Apr 23rd, 2003 | Filed by

Teahers’ union calls for an end to panels that can force schools to take back pupils expelled for violence or threats.… Read the rest

Simple Gifts

Apr 22nd, 2003 9:52 pm | By

I linked to this essay about George Bush in the Atlantic Monthly a few days ago. I was and still am particularly interested in the depiction of Bush’s narrowness that Richard Brookhiser gives.

“Practically,” Brookhiser writes, “Bush’s faith means that he does not tolerate, or even recognize, ambiguity: there is an all-knowing God who decrees certain behaviors, and leaders must obey.” While this clear-cut belief structure enables him to make split-second decisions and take action with principled confidence, it also means that he is limited by “strictly defined mental horizons.”…”Bush may be a free-range animal, but he has a habitat, in which he stays. If he needs to know some facts that his advisers don’t know, he can discover them.

Read the rest

Could Do Better *

Apr 22nd, 2003 | Filed by

Matt Ridley is making good progress in agreeing with Steven Rose, Steven Rose says. … Read the rest

SARS in a Wilderness of Mirrors

Apr 22nd, 2003 | By David Stanway

There is an old Chinese folk tale in which a fool
deposits 300 pieces of silver in a hole. In order to conceal his largesse, he
puts up a sign nearby to announce that “300 pieces of silver do not lie here.”
The moral of the tale was that the more you try to cover something up, the more
obvious it is that something is being concealed.

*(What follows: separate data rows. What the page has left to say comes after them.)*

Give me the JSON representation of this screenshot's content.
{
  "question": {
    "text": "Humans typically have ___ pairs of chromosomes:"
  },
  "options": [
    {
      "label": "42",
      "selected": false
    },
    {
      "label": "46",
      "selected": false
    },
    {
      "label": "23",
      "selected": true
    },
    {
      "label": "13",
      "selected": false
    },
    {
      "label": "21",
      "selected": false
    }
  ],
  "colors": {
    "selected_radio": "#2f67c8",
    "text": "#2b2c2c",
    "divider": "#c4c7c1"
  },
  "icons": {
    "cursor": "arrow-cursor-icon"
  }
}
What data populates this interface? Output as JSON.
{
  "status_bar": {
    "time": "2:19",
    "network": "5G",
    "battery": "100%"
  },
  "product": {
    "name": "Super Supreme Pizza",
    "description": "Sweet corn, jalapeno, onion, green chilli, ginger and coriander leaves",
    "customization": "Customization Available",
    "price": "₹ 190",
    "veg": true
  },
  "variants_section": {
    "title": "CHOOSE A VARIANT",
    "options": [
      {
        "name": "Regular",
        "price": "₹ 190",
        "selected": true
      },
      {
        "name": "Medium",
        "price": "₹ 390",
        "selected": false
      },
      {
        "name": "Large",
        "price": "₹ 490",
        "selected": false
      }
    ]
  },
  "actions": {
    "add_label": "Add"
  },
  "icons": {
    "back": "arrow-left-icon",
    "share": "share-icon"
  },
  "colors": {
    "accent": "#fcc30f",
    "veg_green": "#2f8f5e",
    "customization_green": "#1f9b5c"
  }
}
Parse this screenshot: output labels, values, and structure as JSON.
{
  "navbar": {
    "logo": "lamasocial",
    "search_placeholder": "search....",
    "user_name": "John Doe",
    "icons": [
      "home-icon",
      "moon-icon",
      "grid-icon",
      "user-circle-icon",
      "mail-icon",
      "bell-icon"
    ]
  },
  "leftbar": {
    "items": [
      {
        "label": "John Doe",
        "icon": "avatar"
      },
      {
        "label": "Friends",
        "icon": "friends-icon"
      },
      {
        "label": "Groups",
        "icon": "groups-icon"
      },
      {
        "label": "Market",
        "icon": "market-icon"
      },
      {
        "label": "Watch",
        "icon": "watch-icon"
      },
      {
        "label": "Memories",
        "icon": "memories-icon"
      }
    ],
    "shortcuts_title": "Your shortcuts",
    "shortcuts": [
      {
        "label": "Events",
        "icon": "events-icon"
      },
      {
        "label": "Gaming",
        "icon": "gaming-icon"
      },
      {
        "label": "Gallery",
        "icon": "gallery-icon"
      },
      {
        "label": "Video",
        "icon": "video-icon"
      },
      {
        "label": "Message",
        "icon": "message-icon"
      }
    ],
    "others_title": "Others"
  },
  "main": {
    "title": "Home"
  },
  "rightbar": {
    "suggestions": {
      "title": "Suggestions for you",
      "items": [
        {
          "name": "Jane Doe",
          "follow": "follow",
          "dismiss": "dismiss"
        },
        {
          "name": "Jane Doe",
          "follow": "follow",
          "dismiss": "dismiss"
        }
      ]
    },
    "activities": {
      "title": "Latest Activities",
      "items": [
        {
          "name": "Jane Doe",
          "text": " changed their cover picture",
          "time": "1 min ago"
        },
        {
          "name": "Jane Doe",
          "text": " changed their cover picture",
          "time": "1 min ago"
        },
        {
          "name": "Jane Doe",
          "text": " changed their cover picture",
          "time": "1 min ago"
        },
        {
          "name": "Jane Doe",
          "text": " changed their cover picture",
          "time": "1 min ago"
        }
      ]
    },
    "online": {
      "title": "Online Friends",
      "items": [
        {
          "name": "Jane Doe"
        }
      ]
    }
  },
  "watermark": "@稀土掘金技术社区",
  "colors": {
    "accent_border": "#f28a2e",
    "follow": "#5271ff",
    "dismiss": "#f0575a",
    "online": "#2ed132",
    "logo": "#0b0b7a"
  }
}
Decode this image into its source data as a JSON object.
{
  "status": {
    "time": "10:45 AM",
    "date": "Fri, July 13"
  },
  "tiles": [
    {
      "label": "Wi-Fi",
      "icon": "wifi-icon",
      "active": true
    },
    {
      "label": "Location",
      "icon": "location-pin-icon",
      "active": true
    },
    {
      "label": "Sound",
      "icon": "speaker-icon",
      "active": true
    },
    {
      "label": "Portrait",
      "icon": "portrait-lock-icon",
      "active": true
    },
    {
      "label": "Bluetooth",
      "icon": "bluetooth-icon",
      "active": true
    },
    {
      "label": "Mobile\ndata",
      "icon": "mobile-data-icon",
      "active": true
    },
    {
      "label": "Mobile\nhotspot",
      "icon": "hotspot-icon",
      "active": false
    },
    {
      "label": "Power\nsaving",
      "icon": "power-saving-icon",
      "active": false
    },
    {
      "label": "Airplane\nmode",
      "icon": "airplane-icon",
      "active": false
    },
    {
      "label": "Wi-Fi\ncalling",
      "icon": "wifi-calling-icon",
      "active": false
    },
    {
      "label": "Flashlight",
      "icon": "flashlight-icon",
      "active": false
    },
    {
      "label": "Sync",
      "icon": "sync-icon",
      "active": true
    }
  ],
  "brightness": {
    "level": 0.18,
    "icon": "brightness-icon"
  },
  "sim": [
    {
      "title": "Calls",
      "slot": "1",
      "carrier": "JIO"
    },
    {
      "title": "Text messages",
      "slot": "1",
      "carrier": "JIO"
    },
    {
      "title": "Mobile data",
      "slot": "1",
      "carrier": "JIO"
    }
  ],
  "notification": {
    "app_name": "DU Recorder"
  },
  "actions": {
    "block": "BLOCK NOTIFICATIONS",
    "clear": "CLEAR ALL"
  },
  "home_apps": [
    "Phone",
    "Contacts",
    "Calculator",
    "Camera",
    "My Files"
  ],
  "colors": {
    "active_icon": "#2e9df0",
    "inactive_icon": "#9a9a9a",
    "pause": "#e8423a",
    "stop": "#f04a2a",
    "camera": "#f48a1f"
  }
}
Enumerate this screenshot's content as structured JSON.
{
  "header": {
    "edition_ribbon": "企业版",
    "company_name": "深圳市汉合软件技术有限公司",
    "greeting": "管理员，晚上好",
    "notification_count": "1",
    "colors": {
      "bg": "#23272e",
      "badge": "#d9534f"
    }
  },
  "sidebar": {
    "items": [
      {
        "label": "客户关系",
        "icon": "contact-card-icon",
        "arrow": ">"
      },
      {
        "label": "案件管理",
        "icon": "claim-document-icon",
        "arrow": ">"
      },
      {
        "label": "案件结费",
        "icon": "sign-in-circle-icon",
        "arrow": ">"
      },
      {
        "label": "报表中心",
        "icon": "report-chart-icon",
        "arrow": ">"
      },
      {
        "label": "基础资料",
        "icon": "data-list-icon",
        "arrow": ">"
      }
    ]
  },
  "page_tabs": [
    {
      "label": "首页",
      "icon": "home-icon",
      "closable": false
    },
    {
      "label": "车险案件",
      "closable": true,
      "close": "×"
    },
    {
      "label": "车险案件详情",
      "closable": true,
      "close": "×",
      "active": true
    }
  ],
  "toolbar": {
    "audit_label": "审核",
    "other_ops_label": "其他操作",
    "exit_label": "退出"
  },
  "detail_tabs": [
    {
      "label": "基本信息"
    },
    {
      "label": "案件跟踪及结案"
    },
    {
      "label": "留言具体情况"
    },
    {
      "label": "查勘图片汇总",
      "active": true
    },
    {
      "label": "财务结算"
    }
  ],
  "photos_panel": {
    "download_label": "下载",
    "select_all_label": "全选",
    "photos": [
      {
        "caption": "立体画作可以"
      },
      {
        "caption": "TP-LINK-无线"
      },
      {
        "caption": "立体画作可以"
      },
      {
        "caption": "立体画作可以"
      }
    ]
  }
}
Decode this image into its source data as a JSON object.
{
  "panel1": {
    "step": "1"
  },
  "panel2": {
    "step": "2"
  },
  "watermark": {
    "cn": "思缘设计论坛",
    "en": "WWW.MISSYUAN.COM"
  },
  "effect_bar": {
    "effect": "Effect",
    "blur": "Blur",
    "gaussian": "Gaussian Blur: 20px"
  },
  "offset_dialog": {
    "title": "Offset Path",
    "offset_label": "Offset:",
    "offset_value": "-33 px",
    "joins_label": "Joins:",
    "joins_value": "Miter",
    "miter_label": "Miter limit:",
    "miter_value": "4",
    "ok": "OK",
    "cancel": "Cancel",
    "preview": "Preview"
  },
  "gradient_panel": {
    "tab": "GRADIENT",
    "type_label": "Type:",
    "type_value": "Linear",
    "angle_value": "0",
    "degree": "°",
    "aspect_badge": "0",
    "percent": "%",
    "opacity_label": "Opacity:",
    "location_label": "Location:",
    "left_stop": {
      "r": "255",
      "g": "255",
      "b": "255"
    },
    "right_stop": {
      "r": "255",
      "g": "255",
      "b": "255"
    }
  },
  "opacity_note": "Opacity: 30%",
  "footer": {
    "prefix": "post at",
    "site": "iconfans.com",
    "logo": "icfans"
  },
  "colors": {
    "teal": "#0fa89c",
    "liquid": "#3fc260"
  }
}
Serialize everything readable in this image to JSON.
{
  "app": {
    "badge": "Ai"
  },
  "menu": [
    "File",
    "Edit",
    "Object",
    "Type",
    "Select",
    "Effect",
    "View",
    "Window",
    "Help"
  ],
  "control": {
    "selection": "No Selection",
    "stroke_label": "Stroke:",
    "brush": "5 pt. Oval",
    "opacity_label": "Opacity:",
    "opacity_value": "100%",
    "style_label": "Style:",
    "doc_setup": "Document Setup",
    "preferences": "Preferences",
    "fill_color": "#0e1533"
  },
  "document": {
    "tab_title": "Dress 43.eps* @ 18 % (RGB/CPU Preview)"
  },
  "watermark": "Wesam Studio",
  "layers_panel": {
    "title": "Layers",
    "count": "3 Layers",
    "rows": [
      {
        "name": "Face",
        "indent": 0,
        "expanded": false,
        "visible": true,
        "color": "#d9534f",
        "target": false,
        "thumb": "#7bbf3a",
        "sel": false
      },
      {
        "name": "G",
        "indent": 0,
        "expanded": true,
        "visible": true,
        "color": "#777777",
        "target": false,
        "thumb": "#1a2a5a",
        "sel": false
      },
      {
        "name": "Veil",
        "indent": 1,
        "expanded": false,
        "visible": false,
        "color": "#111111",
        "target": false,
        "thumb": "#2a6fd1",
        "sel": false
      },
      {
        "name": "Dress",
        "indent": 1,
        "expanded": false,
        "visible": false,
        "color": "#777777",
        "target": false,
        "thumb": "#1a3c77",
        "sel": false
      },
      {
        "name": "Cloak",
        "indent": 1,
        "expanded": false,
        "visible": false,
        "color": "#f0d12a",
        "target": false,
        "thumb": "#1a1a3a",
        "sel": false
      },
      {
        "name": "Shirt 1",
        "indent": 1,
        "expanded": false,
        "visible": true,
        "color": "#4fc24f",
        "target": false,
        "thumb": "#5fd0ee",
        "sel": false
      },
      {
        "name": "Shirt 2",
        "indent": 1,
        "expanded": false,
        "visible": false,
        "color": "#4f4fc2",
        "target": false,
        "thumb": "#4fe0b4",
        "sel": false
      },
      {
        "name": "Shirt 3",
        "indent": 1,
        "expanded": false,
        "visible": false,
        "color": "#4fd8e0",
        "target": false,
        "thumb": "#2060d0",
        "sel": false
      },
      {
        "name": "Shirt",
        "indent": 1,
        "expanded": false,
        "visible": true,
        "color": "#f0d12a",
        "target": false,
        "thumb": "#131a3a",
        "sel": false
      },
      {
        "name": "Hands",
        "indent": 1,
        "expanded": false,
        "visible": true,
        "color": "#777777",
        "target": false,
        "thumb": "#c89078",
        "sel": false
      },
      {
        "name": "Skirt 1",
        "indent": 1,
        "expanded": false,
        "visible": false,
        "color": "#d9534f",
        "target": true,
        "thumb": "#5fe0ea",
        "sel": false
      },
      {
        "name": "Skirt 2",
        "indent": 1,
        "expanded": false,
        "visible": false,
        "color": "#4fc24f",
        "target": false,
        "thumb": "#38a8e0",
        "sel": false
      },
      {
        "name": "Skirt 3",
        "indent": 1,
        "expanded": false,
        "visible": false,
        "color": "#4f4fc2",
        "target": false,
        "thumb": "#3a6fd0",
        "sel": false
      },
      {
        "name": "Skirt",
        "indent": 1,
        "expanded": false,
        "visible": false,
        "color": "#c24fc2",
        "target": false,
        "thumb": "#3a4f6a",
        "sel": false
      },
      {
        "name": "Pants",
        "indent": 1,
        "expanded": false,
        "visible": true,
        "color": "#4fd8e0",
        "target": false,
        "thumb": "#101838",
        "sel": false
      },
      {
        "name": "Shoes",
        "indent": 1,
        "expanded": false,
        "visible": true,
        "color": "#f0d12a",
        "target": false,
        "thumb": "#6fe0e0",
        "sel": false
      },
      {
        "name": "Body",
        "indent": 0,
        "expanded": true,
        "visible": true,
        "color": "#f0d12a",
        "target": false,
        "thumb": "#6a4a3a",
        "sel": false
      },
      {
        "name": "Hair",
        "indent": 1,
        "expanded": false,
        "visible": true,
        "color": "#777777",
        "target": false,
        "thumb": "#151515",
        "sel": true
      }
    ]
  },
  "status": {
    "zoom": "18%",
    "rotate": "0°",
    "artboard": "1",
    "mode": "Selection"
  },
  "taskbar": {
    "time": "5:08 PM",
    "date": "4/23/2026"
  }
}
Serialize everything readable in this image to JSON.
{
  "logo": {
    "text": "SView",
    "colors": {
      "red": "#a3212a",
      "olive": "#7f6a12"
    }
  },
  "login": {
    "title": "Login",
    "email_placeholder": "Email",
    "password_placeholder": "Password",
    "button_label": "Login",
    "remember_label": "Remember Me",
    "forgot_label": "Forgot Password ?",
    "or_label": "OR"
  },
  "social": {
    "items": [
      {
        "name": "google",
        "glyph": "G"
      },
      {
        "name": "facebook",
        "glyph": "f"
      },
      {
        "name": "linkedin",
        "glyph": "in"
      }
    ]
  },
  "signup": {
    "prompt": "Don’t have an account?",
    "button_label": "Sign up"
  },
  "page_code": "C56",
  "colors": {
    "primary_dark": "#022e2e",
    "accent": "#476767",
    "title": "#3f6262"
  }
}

The Chinese government, fiercely vigilant when
it comes to any manifestation of press freedom, are learning this lesson the
hard way with regard to the viral condition known as SARS, or Severe Acute Respiratory
Syndrome. It used to be thought that in China, the only way of confirming if
a story was true … Read the rest